SLIP AND FALLS: HOW TO LIMIT YOUR LIABILITY
In Canada, winter comes with lots of snow and ice, which can lead to injuries from slips and falls. Property managers will often hire snow removal contractors for services during the winter months and depending on the situation, snow removal contractors will be liable if there is a slip and fall. Please read below to learn more.
Who is Liable if there is a Slip and Fall?
With the increase in personal injury lawsuits in Ontario, multi-residential property owners and managers, including landlords, condo corporations and affordable housing providers need to be thinking about what a slip and fall lawsuit could mean for their bottom line.
Snow removal contractors may be liable when there is a slip and fall, but it will depend on the situation.
Generally, when a slip and fall happens, the Plaintiff will sue the owner of the property as well as the property manager. The Plaintiff will often not know of any contracts with snow removal contractors and, as a result, the snow removal contractor may not initially be sued.
If there is a hold harmless agreement, this may absolve the property owner and/or manager from any liability associated with the slip and fall.
What is a Hold Harmless Agreement?
A hold harmless agreement is generally a provision in a contract where one party agrees not to hold the other party liable for any losses or damages. Property managers should ensure that they have signed a hold harmless agreement with a snow removal contractor so that they are not held liable for any losses which occur on the property. This means that in the event that a slip and fall does happen, the property manager will not be liable for the slip and fall and instead, the snow removal contractor will be liable.
It is important to contact a lawyer to ensure the proper wording and correctness of any hold harmless agreement.
Generally, in a hold harmless agreement, there will be a provision requiring snow removal contractors to have insurance. However, it is important to be aware that it has become increasingly difficult for snow removal contractors to obtain insurance coverage in Ontario due to the large number of snow removal related insurance claims which are often related to slip and falls. It is very important to ensure that snow removal contractors have appropriate insurance prior to entering into any snow removal contract and/or hold harmless agreement with these service providers.

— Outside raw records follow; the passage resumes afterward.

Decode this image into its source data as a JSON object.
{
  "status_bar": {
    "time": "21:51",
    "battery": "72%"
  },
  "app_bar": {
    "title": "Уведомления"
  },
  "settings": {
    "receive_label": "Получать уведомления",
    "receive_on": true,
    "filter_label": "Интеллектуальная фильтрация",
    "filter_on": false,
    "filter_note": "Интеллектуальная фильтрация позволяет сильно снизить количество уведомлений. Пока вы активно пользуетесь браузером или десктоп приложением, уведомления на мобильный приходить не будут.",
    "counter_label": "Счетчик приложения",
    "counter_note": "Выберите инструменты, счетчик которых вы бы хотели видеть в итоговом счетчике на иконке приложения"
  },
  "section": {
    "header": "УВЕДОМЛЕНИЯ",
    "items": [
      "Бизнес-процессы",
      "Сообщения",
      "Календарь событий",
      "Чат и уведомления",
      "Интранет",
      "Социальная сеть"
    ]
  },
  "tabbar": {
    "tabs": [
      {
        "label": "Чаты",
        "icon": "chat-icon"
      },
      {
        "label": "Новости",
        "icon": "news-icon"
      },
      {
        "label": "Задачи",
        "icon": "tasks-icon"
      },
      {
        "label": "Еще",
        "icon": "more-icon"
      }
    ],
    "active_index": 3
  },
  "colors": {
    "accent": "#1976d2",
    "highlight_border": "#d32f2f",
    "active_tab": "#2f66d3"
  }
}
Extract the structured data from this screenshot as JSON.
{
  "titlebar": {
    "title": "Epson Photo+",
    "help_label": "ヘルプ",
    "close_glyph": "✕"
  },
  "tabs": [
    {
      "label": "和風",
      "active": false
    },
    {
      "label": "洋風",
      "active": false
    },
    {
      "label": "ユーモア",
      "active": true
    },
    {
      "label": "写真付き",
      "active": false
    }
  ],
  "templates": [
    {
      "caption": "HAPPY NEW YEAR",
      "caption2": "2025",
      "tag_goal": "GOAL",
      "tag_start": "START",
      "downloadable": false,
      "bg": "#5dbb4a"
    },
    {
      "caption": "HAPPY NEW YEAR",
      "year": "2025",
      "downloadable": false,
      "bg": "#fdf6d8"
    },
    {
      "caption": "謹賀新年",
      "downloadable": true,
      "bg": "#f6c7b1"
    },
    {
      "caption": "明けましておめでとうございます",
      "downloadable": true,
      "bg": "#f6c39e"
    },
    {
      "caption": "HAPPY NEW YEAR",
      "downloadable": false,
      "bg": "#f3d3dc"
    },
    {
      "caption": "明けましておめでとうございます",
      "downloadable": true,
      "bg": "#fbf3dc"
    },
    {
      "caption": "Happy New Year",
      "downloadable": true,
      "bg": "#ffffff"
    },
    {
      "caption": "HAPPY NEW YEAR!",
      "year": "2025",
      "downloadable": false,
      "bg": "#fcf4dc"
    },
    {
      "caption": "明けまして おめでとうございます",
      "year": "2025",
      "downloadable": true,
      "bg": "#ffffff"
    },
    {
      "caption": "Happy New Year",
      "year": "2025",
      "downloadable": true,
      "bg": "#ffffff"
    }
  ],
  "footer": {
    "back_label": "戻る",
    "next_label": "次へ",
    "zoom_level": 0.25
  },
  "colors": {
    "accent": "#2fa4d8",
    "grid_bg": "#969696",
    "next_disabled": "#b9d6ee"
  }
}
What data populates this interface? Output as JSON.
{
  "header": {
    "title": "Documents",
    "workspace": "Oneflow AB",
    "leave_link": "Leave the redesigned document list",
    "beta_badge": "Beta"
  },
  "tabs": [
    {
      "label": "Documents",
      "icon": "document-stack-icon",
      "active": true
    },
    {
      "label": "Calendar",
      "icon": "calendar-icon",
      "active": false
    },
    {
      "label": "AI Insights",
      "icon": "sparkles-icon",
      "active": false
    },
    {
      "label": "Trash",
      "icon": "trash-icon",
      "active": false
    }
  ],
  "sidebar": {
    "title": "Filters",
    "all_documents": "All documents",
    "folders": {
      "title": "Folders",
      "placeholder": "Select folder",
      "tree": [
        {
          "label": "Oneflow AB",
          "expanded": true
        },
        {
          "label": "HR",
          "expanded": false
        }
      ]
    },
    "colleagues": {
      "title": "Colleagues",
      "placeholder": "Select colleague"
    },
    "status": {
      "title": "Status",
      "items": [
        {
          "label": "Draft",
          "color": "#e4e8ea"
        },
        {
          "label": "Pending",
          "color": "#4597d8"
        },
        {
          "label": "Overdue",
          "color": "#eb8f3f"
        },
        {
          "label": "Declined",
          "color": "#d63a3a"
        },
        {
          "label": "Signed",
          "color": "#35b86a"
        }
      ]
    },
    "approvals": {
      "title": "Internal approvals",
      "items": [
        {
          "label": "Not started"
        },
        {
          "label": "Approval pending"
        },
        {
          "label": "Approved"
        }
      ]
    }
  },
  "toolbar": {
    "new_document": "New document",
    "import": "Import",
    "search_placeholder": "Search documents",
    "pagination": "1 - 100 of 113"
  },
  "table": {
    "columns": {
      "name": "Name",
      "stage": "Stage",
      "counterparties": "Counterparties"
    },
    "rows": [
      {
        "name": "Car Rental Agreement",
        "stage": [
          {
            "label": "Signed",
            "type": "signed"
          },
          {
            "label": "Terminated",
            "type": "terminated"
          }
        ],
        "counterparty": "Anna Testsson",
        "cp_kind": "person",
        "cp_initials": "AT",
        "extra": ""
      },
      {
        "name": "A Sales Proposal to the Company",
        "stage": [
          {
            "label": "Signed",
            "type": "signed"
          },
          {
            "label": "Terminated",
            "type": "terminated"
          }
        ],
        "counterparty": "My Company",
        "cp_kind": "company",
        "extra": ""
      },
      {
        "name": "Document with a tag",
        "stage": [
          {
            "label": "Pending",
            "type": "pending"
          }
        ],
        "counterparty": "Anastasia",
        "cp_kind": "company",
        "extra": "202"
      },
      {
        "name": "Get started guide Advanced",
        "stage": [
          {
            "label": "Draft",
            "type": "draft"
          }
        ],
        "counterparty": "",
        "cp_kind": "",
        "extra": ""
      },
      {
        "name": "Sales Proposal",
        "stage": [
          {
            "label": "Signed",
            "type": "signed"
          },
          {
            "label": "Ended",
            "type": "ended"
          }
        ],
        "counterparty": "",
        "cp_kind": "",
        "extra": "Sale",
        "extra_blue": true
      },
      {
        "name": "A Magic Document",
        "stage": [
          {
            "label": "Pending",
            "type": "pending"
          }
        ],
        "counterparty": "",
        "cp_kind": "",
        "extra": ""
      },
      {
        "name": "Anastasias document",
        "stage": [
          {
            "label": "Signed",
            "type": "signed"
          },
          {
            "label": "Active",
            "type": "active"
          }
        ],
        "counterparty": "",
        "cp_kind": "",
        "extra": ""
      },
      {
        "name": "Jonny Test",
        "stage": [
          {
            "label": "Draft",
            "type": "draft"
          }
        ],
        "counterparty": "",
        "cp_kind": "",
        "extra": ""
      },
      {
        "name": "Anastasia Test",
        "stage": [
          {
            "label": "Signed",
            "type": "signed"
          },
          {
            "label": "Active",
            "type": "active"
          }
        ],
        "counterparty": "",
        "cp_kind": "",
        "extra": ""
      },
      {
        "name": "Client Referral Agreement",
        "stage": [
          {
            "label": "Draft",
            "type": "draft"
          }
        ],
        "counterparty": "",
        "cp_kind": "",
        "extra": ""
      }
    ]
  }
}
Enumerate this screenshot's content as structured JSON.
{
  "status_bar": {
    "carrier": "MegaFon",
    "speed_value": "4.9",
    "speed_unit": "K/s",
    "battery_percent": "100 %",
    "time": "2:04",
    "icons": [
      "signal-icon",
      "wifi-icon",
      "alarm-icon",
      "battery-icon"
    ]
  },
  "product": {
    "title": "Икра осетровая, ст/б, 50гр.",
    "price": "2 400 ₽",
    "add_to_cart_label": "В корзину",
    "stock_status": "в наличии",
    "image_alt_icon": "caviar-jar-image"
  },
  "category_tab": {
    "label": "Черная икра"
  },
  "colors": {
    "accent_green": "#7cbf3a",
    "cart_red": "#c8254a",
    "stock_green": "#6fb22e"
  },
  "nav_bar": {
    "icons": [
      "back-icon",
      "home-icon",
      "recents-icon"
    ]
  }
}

How Long Does a Plaintiff Have to Make a Claim if a Slip and Fall Happens?
Although it will depend on the exact situation, currently, according to the Limitations Act, 2002, S.O. 2002, c. 24, Sched. B., a Plaintiff has two years to make a claim from the date that the Plaintiff slips and falls. Please note however that the Ontario government is in the process of reforming the laws surrounding iability for slip and falls.
Bill 118, which proposes an amendment to the Occupiers Liability Act, R.S.O. 1990, c. O.2, passed second reading in Queens Park on June 6, 2019. Bill 118 states that a Plaintiff will need to provide written notice to the occupier of the property, independent contractor and/or the landlord within 10 days of the slip and fall. Note also that, according to the Municipal Act, 2001, S.O. 2001, c. 25, if a Plaintiff slips and falls on city property, a Plaintiff must notify the city in writing within 10 days of the slip and fall.
Keeping a Maintenance Log
In the event that a property manager is sued, it is important for a property manager to keep up-to date maintenance logs with respect to snow and ice maintenance. As a best practice, a property manager should make note of the date and time the snow removal company removes snow and how much snow has fallen.
As well, it is a best practice to ensure in any contract between a property manager and snow removal contractor that there is a provision with respect to salting to prevent ice as required by weather forecasts. It is important to also make note of when the snow removal contractor attends on the property to apply salt.
Contact Your Insurance Company
If you are sued, it is important to contact your insurance company immediately. Depending on your coverage, they will assist you with defending any claim.
As always, each individual circumstance is unique. This article is intended to provide general information with respect to potential liability for snow removal contractors with regard to slip and falls. It is always best to contact a lawyer with any specific legal questions you may have.
Story By: Jessica Naujokaitis, Associate, Cohen Highley LLP and Laura Glithero, Partner, Cohen Highley LLP